Task prompt
Which lines of the data below include the string "Looking"? Return each of them.

Information
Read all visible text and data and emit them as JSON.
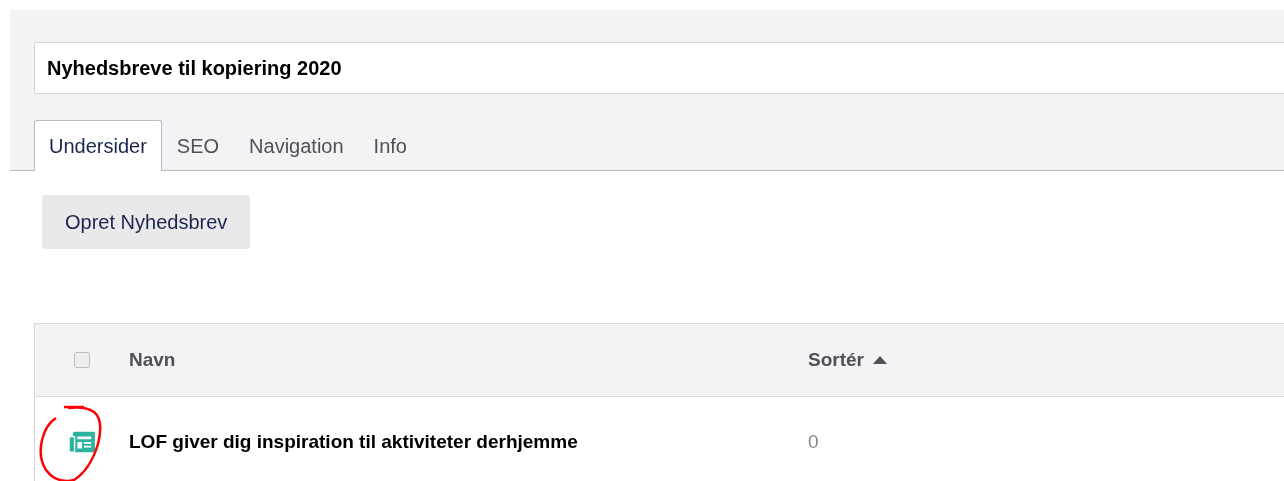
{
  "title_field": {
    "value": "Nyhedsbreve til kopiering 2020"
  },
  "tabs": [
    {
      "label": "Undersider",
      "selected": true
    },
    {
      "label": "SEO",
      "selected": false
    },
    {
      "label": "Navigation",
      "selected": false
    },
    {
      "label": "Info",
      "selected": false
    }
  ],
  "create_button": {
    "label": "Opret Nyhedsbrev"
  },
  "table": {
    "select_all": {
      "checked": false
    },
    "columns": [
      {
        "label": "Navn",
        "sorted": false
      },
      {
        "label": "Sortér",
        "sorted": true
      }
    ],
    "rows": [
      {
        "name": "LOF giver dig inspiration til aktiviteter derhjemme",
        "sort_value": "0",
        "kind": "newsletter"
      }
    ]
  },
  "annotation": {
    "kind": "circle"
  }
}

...

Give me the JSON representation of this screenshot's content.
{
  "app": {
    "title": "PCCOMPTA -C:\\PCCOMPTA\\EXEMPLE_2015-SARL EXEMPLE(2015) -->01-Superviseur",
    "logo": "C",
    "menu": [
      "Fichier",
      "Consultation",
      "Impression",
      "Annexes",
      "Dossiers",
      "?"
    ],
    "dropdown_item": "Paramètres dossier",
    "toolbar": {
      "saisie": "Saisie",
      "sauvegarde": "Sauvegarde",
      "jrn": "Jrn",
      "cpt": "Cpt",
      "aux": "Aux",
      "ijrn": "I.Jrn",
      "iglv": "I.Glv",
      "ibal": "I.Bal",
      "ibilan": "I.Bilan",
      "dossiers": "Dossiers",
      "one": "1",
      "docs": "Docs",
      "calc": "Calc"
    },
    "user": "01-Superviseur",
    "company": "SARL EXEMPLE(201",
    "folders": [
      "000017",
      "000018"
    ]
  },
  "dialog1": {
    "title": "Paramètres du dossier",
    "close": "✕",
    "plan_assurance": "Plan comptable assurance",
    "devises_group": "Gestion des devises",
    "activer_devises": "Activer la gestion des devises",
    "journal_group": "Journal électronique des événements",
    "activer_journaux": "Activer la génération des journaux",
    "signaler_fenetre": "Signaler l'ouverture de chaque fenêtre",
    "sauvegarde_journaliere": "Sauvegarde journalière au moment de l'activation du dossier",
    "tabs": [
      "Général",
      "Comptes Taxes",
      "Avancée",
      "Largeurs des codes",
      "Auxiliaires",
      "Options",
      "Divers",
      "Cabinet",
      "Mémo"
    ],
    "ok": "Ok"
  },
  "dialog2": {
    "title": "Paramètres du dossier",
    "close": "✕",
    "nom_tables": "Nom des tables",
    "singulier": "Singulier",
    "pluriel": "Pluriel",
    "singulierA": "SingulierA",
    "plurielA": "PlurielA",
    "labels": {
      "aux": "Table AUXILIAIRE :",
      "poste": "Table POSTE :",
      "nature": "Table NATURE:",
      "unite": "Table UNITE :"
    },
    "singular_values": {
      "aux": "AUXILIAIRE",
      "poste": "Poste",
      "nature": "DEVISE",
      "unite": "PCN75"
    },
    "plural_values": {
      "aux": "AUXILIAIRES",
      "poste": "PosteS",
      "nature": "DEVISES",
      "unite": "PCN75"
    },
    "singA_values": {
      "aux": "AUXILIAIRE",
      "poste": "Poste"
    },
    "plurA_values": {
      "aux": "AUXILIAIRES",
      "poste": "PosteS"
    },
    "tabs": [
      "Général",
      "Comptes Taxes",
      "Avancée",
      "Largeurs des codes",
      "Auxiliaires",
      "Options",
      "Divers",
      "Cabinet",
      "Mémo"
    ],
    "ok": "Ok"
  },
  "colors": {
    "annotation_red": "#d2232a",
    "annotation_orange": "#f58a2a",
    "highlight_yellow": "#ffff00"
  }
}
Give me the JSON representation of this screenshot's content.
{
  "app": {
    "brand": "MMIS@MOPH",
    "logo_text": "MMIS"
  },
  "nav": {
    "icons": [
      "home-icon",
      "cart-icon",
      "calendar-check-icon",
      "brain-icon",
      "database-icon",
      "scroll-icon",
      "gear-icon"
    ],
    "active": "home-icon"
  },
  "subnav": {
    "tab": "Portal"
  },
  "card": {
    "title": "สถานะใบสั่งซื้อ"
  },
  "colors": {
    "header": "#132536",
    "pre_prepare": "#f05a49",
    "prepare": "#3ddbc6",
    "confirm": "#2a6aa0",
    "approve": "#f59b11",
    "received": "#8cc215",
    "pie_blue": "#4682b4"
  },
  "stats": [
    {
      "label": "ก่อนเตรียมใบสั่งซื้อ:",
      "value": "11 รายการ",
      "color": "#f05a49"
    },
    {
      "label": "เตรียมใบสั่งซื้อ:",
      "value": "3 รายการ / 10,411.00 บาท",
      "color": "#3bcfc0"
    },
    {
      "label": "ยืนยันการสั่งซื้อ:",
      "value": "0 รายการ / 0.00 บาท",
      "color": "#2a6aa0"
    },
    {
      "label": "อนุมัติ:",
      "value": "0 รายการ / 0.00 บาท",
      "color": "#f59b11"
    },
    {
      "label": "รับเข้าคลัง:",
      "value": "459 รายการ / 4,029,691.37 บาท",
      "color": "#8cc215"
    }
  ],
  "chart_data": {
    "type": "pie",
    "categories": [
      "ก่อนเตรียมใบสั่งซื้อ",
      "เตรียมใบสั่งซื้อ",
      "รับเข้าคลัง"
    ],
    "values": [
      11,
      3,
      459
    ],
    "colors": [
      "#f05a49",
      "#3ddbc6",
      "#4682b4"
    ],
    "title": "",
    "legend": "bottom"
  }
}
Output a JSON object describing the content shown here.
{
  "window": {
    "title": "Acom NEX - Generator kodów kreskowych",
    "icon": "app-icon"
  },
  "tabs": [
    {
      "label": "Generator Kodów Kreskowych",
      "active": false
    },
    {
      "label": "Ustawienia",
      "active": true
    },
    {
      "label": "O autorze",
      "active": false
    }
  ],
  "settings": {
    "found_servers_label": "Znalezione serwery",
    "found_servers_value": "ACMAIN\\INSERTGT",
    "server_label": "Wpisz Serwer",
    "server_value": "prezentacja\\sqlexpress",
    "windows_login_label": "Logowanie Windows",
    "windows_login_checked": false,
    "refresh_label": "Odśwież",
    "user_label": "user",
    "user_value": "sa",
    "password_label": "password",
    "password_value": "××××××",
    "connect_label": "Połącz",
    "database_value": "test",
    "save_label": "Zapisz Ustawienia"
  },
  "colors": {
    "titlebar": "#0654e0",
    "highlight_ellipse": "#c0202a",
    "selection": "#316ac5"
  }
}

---

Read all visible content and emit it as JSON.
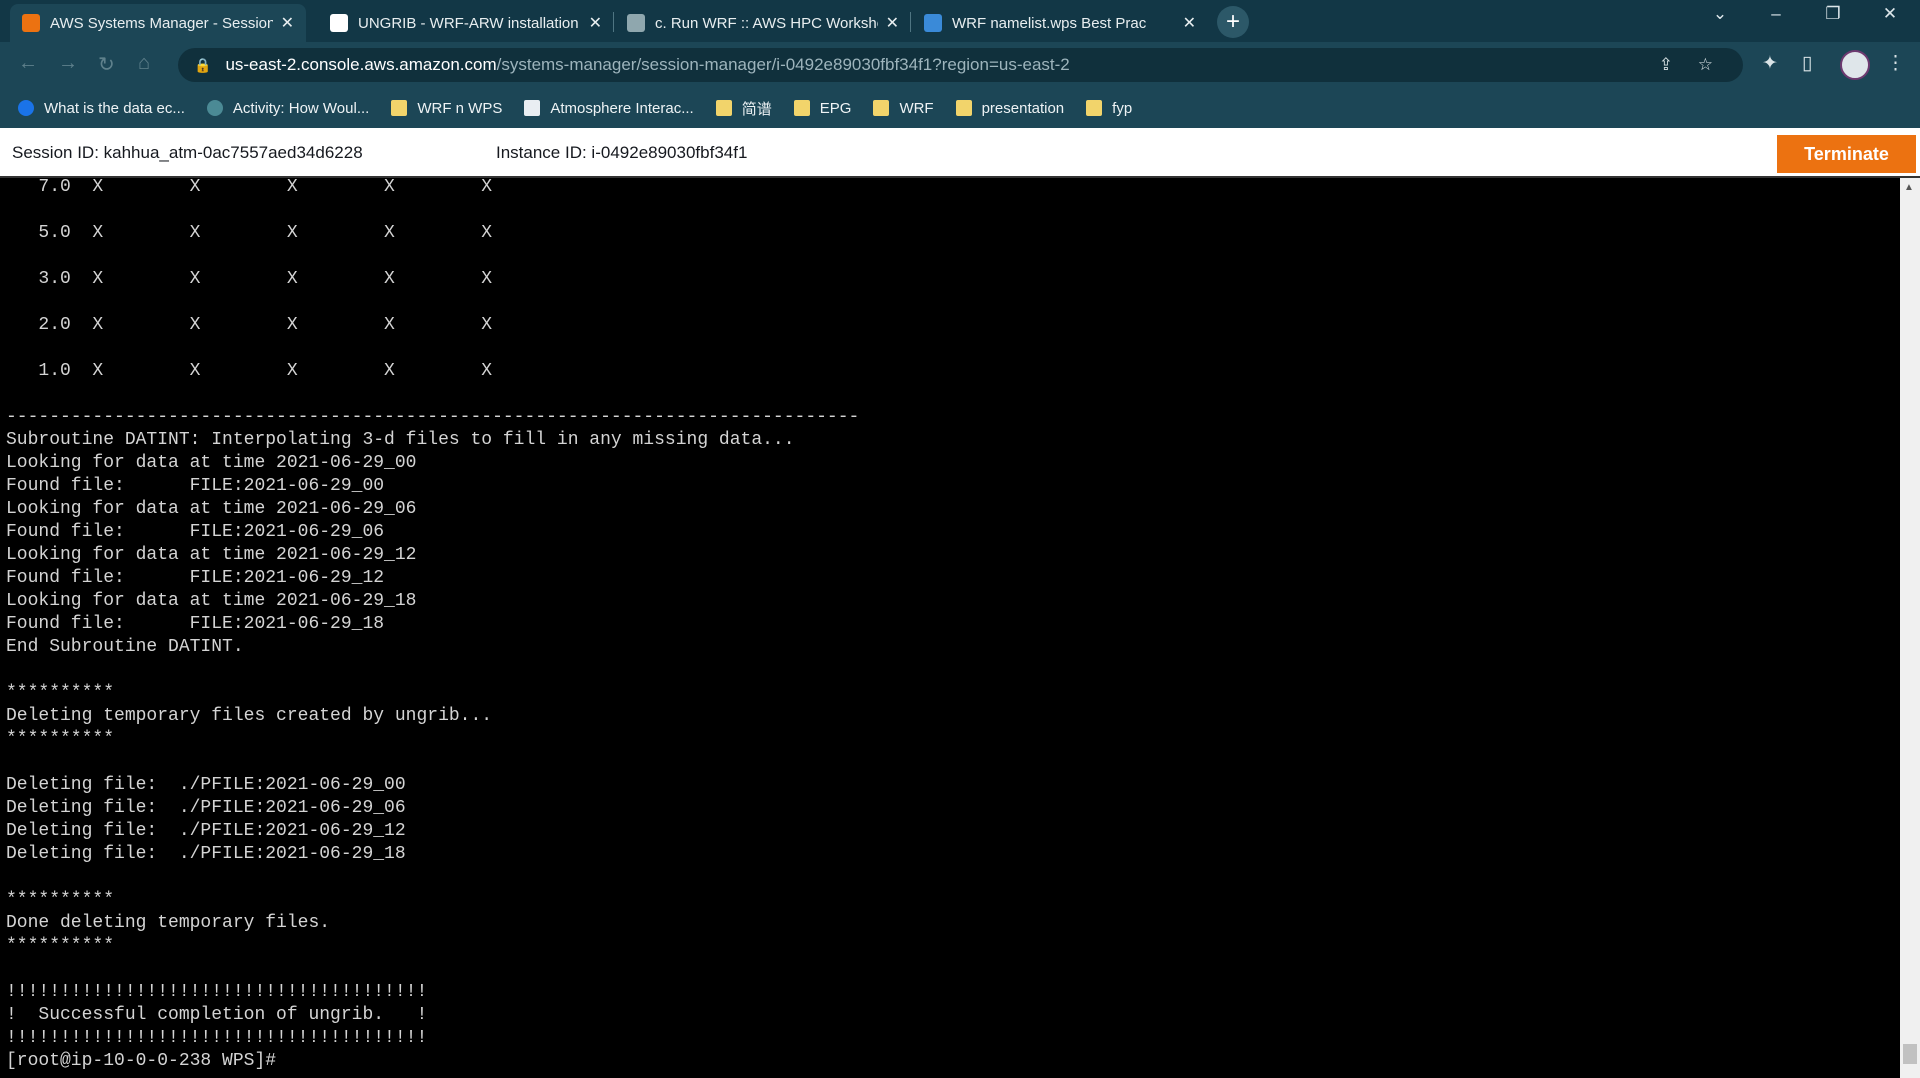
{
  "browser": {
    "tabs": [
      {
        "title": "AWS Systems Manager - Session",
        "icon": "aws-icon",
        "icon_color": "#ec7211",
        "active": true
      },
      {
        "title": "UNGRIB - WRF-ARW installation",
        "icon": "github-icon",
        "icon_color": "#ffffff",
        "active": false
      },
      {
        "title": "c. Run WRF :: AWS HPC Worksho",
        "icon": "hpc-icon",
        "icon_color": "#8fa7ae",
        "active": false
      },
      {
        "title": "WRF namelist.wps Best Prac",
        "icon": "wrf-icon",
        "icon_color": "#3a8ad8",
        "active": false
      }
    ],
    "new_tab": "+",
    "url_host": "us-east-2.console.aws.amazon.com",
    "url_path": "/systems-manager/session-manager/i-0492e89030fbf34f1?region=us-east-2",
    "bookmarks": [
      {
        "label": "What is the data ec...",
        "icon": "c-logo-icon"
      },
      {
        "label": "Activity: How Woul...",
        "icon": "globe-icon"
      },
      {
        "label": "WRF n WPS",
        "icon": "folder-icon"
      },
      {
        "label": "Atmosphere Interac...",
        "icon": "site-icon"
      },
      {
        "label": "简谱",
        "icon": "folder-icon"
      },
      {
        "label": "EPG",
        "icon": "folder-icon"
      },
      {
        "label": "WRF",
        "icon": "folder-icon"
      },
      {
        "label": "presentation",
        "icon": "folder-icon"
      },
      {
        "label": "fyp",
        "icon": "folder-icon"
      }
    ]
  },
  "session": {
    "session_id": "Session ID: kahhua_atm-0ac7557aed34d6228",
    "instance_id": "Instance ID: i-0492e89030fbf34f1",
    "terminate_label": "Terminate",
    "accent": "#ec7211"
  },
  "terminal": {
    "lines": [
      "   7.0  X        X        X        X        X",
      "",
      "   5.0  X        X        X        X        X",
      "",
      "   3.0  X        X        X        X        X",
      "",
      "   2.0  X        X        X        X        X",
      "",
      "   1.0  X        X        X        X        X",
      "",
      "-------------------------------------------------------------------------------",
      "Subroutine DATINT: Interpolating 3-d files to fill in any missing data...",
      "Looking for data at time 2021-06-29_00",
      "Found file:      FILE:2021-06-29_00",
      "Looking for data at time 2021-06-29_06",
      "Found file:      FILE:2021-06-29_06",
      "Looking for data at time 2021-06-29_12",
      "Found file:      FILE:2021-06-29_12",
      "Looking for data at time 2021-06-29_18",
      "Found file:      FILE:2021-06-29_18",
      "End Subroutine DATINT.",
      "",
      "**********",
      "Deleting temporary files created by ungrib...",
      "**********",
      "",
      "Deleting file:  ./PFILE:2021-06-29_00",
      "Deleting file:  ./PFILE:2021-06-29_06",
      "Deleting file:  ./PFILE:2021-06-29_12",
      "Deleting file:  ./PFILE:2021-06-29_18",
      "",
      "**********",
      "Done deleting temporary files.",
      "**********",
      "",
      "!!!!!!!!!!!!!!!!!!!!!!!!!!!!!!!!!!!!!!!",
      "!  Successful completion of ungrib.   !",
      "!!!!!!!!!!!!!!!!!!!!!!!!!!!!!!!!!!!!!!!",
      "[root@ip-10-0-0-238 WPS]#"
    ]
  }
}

Answer box
      "Looking for data at time 2021-06-29_00",
      "Looking for data at time 2021-06-29_06",
      "Looking for data at time 2021-06-29_12",
      "Looking for data at time 2021-06-29_18",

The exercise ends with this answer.